It’s not quite a quick chat at the water cooler but German drivers have plenty to say at the pumps when asked about the country’s diesel question. DW’s Arthur Sullivan ventured onto the forecourt to find out more.
It's the coldest night Berlin has seen in the best part of six months, so it's perhaps understandable when people aren't overly eager at first to linger on the forecourt of a gas station to talk to a reporter.
The filling station on Skalitzerstrasse, in the German capital's Kreuzberg district, is doing a steady if less than intense trade. Yet those who do pull up to refuel their cars are giving the diesel pumps plenty of attention.
When the topic of diesel bans and retrofits is raised with the customers, they are surprisingly willing to put up with the cold for a few minutes more to give their opinion. These are delicate times for Germany's diesel drivers, after all.

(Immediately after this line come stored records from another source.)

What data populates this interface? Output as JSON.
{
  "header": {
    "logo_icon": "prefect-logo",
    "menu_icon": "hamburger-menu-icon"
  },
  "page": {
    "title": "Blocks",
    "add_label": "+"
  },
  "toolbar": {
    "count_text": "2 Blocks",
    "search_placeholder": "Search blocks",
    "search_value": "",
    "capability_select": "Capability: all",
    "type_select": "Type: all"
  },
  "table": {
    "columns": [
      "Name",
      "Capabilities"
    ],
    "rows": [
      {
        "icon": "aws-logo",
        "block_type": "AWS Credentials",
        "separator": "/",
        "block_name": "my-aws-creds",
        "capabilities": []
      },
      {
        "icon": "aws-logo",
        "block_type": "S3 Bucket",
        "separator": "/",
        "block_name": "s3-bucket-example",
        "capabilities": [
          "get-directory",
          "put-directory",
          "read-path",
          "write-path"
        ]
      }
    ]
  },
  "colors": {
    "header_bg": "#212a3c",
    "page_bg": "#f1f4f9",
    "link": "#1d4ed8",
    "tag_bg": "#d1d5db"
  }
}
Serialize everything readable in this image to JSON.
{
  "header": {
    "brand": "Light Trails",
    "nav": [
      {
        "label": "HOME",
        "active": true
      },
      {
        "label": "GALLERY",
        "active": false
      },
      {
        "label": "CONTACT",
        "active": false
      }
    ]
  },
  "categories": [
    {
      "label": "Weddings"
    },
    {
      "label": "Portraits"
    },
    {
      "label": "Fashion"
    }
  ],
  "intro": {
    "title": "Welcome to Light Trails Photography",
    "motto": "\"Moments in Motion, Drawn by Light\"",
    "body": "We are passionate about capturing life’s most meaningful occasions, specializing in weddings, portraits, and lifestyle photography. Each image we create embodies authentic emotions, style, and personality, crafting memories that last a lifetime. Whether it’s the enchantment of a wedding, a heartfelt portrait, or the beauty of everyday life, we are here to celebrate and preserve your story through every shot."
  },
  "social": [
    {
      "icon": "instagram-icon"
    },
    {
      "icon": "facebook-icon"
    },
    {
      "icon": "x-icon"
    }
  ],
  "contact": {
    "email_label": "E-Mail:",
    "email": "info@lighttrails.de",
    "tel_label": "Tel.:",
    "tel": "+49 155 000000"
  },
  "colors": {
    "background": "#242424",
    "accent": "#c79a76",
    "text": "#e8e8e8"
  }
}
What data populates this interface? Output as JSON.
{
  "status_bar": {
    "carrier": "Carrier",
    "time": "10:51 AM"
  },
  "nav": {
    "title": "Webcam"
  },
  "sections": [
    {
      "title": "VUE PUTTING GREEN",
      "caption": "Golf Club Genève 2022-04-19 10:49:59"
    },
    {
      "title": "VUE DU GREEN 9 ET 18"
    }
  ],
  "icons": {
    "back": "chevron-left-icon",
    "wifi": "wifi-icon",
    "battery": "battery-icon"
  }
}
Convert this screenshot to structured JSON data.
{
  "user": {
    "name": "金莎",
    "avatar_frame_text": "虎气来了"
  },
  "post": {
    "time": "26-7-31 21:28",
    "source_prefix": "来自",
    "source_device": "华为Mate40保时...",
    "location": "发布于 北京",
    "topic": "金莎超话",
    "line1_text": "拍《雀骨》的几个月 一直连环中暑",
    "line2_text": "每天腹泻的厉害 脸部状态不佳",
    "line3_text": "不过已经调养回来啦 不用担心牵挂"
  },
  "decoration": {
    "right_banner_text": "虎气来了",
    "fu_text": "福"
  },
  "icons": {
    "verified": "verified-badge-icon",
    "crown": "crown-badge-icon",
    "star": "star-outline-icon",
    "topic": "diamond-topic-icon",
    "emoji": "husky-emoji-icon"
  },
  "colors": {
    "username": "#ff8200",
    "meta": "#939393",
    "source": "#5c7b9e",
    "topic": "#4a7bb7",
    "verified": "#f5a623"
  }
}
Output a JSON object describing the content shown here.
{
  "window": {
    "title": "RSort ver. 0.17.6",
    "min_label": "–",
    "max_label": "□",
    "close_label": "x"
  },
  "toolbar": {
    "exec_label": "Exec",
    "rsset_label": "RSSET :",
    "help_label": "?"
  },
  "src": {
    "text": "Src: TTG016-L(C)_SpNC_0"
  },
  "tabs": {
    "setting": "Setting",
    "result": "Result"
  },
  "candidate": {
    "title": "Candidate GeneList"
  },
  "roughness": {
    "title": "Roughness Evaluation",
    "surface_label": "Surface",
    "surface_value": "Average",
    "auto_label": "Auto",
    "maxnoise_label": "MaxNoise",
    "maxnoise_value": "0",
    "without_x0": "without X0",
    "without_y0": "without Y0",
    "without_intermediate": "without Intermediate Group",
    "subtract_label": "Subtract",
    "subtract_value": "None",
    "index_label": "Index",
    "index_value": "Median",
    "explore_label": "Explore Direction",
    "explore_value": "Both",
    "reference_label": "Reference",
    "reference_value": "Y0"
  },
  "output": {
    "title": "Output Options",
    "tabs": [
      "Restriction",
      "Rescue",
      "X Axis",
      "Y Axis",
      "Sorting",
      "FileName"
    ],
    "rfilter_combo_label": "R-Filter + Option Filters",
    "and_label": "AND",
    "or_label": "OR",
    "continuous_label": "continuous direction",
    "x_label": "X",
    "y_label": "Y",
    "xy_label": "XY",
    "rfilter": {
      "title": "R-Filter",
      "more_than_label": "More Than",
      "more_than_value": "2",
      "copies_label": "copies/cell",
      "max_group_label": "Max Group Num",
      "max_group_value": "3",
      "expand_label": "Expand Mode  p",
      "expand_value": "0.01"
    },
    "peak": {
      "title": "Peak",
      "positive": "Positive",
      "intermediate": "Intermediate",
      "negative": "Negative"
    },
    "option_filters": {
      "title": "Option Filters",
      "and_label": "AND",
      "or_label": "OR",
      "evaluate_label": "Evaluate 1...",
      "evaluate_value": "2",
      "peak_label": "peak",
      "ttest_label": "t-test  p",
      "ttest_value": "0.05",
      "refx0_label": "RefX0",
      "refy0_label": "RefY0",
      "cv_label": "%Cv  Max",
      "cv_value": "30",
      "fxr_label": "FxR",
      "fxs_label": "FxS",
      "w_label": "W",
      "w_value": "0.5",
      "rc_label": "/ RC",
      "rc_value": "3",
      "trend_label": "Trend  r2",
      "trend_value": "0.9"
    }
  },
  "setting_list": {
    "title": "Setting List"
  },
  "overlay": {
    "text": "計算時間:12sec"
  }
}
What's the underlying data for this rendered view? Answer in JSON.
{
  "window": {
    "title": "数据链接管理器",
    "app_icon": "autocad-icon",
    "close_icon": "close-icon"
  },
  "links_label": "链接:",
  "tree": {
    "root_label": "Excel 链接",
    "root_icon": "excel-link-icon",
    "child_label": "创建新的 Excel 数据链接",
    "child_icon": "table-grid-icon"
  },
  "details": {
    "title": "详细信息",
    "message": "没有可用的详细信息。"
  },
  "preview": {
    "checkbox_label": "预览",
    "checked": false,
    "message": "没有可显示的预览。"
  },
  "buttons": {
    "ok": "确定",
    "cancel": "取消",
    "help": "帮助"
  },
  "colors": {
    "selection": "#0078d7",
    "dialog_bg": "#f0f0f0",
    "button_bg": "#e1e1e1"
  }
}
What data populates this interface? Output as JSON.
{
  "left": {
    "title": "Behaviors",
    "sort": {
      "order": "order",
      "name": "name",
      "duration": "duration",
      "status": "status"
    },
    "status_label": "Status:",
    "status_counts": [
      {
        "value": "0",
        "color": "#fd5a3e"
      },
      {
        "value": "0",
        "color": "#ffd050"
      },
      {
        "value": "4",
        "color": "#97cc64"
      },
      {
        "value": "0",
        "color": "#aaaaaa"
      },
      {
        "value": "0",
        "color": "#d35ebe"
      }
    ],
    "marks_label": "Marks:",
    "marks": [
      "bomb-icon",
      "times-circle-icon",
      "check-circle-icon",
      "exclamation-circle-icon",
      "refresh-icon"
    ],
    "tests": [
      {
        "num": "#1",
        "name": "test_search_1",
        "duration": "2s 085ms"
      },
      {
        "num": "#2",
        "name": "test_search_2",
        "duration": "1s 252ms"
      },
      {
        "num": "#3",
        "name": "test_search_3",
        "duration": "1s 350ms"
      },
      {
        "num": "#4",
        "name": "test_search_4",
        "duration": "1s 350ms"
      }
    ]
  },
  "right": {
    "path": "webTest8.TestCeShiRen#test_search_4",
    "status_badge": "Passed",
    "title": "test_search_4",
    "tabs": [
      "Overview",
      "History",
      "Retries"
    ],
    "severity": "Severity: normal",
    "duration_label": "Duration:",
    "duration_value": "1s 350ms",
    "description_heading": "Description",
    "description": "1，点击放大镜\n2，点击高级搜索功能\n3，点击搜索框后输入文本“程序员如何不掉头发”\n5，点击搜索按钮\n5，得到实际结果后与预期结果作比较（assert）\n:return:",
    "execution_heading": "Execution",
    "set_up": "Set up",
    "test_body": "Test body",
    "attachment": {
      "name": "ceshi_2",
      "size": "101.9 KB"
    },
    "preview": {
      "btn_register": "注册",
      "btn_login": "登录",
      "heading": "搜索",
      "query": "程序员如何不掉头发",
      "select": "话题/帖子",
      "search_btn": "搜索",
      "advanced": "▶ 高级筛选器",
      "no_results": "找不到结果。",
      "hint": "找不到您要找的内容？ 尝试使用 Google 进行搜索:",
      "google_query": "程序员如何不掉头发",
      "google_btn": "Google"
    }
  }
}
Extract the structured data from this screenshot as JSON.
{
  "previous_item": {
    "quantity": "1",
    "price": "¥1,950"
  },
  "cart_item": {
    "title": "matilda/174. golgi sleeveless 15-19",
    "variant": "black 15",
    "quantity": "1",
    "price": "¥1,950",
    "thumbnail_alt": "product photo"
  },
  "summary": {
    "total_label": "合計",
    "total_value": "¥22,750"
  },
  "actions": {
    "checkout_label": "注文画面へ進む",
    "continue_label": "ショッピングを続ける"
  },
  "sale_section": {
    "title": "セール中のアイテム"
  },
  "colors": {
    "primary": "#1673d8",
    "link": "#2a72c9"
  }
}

Only a real glutton for punishment would wish to hear a full retelling of Germany's diesel woes of recent years. The simple version is that after 15 years of relentless growth and popularity amongst drivers, the fuel — and especially the vehicles powered by it — has been somewhat hunted politically since the September 2015 Volkswagen Dieselgate emissions scandal.
In February 2018, Germany's top administrative court paved the way for bans on diesel cars and in May, Hamburg became the first German city to enact a partial ban.
Diesel debate a 'political game'
The political and industrial debate over what to do with older diesel cars — particularly those spewing out high levels of nitrogen oxide (NOx) — is reaching a critical stage in Europe's car-loving heartland. Talks are ongoing between German government representatives and carmakers over how to handle the politically-sensitive topic, with expensive retrofits firmly in the pipeline.
Mike, a 44-year-old working in the energy business in Berlin, is happy to talk before he hops back into his three-year-old diesel-powered Mercedes. A so-called 'Euro 6' standard diesel, it is not the kind of car that would be in line for an expensive retrofit under the measures currently being discussed.
A long-term diesel driver who prefers the fuel to gasoline for its superior efficiency, Mike sees the current debate as "a political game."
He believes that any retrofitting that takes place should be paid for by the German government, regardless of how expensive it is. He also believes any banning of older diesels would be completely out of order, and highlights the importance of diesel as a commercial fuel.
"A lot of things are transported via diesel, so there is a benefit from that," he says. "Politicians are responsible for many things working well in a democracy, not just scoring green political points. Business needs to work well too."
It's a point which chimes on the forecourt. As Ulli pumps air into the tires of his dainty-looking Smart car, it's easy enough to ascertain that he is not a diesel driver.
Yet he agrees that diesel's importance as a fuel for business owners reliant on efficient methods of transport needs to be emphasized.
"Gasoline just doesn't make sense if your business involves driving — and most do," he tells DW.
The latest reports from the government talks, coming from the German business daily Handelsblatt, suggest that car owners may have to cover up to €600 of the costs of a €3,000 retrofit, with manufacturers covering the remainder.
"The taxpayer shouldn't have to pay for that, the companies have to pay for that. They were the ones who messed up," says Ulli.
As for the idea of older diesels being deemed unroadworthy before they have reached their natural end, it's an idea that he believes would amount to "expropriation."
"That's the word if you bought something, like property or a car, and then they tell you that you can't have it anymore, after you have paid for it," Ulli says. "That simply cannot be."
Why give up your car and lose money?
Ben, a 33-year-old New Zealand expat is filling up his car. He says that diesels are "dirtier," but he also understands why political attempts to make them intolerable are so unpopular with ordinary drivers.
"They are very easy on the wallet and they do go a long way. So it is hard for people to switch when they know they are basically going to lose money."
For practically all the drivers DW spoke to, that is the overwhelming point they make about the fuel.
Read more: Berliners react to diesel's possible demise
"I have almost always driven diesels," says Jens, a 41-year-old who tells DW he works in the German car industry.
"Diesel is significantly cheaper than gasoline, which incidentally is also due to the government because of the tax benefits given to it," he says. "With the consumption and efficiency the way it is, it makes no sense for us currently to change to gasoline."
He believes much of the current discussion on diesel in Germany is "political" and "as with most political discussions, the discussion about diesel is not factual."
Call for a wider debate on air pollution
Jens says a more fundamental debate on Germany's urban air quality is needed, and that the excessive focus on diesel somewhat muddles the issue.
"Is diesel the main cause of bad air in the cities? No, I would not say that as there are many offenders. But no question: less older diesels means better air, there is of course a connection there," he admits.
"But to basically demonize the diesel now in my opinion is not right, especially since current new diesel models, when you look at the overall balance of pollution, are certainly not worse than other types of engines."